* _What the task asks_
Count lines holding the string "mnemonic" in the data that follows. Reply with one number only.

_ _ _ _ _ _ _

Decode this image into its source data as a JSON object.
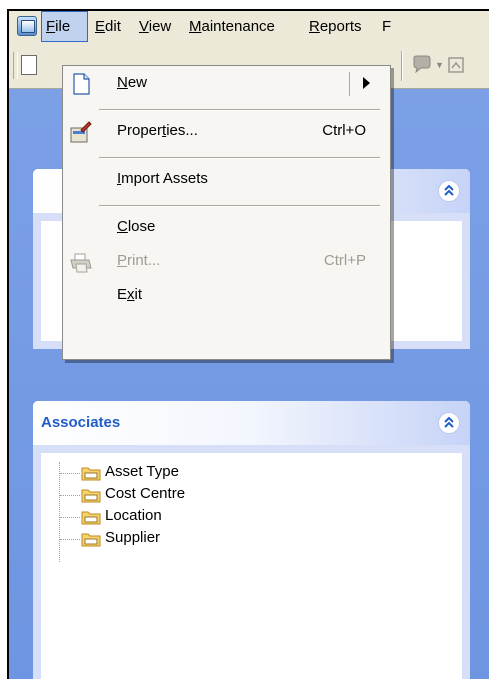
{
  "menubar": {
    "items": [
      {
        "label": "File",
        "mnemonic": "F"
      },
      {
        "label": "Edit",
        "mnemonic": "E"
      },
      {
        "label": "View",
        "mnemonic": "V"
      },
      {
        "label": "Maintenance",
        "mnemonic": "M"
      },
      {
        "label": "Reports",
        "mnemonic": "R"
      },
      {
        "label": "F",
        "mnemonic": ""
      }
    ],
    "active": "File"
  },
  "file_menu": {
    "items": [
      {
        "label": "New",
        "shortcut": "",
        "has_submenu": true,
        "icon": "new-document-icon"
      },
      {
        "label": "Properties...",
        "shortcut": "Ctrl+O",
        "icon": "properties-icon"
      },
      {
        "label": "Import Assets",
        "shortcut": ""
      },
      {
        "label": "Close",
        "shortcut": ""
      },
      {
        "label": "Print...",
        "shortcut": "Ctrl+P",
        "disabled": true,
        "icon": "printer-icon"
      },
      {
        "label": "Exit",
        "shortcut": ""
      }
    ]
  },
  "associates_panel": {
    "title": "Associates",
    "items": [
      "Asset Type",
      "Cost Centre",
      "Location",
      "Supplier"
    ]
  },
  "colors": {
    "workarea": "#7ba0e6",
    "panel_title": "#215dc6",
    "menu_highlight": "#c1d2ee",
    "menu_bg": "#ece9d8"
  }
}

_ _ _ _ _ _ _

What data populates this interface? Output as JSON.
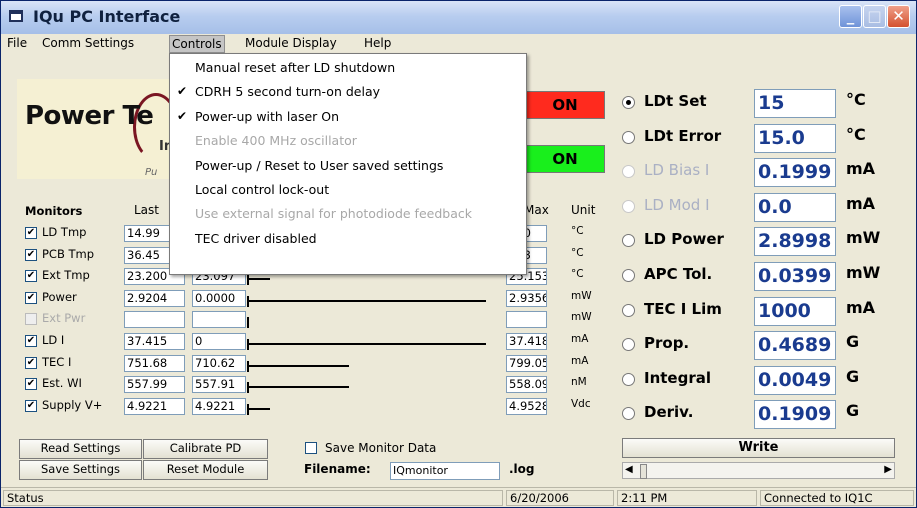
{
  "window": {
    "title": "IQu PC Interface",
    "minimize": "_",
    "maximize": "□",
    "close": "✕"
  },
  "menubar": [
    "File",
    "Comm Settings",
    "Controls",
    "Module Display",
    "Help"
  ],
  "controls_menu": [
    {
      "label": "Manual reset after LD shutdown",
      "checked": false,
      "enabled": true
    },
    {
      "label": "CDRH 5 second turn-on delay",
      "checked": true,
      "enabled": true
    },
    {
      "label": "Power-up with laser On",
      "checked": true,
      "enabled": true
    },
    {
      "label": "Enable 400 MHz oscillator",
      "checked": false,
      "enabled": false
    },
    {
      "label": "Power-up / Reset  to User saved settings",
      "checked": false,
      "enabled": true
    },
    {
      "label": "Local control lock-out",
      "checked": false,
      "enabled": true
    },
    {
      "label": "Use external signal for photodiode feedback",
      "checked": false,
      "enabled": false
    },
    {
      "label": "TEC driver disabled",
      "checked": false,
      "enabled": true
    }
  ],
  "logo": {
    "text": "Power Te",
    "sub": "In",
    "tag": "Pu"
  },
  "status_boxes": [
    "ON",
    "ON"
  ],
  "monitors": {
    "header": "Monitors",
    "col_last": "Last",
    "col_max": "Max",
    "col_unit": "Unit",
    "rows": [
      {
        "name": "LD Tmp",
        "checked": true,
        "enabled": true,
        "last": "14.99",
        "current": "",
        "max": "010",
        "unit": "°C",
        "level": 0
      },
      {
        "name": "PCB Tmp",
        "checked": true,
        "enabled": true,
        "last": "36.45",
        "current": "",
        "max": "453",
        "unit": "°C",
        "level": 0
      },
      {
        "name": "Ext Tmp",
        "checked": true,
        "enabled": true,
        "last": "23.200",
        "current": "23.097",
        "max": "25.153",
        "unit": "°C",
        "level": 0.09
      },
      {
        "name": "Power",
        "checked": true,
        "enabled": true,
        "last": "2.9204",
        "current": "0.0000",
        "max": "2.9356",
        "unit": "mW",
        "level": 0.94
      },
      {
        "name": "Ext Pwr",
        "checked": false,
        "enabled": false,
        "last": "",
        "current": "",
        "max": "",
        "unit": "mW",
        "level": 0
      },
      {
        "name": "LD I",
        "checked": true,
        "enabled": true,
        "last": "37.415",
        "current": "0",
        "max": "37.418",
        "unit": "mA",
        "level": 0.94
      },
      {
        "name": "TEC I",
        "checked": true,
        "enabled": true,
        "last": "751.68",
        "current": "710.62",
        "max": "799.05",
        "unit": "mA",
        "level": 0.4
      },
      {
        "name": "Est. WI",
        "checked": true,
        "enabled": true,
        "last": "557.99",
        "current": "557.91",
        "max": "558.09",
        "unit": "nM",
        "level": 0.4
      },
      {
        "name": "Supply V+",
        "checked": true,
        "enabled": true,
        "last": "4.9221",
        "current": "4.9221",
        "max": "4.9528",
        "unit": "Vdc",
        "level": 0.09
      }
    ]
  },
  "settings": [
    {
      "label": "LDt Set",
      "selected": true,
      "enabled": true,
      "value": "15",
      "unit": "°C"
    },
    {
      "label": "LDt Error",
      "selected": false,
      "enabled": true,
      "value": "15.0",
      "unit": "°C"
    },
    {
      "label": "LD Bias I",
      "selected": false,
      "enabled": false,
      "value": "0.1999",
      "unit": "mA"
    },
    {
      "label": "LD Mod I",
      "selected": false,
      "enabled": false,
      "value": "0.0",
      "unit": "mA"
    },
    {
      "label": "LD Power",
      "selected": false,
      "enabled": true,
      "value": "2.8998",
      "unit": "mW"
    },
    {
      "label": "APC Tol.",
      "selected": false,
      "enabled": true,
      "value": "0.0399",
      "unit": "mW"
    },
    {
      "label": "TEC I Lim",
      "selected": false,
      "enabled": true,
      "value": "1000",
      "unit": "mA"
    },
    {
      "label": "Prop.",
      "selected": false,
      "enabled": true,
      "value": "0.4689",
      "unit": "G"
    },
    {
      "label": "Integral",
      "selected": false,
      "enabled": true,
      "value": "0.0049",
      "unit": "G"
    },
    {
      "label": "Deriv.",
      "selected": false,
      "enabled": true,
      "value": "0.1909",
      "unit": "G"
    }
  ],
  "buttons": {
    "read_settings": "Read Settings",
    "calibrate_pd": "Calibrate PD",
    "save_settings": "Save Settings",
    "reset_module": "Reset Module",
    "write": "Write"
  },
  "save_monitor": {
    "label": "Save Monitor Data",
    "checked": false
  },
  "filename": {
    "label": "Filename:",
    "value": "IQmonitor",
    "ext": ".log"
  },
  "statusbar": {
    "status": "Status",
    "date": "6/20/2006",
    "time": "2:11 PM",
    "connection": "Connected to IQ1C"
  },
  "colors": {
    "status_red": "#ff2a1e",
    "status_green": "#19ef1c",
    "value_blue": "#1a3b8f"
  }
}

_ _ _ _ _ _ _

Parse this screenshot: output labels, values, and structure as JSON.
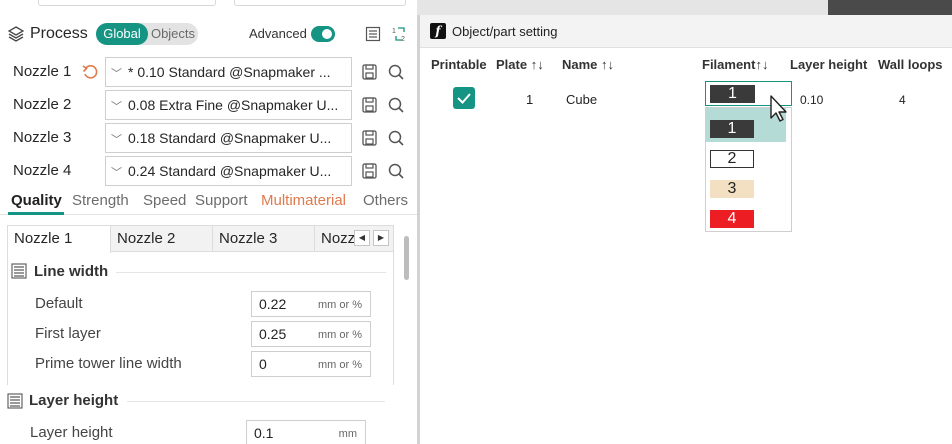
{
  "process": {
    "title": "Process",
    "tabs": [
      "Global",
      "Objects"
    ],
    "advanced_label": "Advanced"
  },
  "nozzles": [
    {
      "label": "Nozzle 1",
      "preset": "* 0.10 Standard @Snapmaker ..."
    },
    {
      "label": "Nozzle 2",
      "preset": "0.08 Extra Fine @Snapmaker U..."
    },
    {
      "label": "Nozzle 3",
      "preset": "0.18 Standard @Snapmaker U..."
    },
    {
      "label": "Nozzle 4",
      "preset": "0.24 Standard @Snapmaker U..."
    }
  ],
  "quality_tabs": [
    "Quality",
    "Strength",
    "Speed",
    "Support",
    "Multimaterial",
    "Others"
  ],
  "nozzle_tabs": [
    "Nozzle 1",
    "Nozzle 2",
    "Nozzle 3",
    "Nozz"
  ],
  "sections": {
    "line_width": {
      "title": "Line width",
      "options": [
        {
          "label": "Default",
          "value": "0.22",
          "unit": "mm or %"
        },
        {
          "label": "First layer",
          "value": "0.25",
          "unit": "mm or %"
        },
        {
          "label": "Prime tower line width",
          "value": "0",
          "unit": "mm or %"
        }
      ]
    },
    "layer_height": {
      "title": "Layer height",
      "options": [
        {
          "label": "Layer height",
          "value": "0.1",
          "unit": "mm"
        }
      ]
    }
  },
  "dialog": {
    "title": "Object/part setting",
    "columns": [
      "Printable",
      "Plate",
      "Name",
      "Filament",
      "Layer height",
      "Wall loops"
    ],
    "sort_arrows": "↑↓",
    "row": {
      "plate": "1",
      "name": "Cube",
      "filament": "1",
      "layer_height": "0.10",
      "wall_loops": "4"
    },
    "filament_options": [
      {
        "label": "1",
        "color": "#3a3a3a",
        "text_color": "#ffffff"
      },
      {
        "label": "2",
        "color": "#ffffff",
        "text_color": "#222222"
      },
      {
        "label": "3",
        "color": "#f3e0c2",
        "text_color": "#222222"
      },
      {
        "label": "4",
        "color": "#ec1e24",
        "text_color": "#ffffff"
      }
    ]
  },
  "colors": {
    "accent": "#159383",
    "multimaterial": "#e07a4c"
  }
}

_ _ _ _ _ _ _

* _Exercise response_
6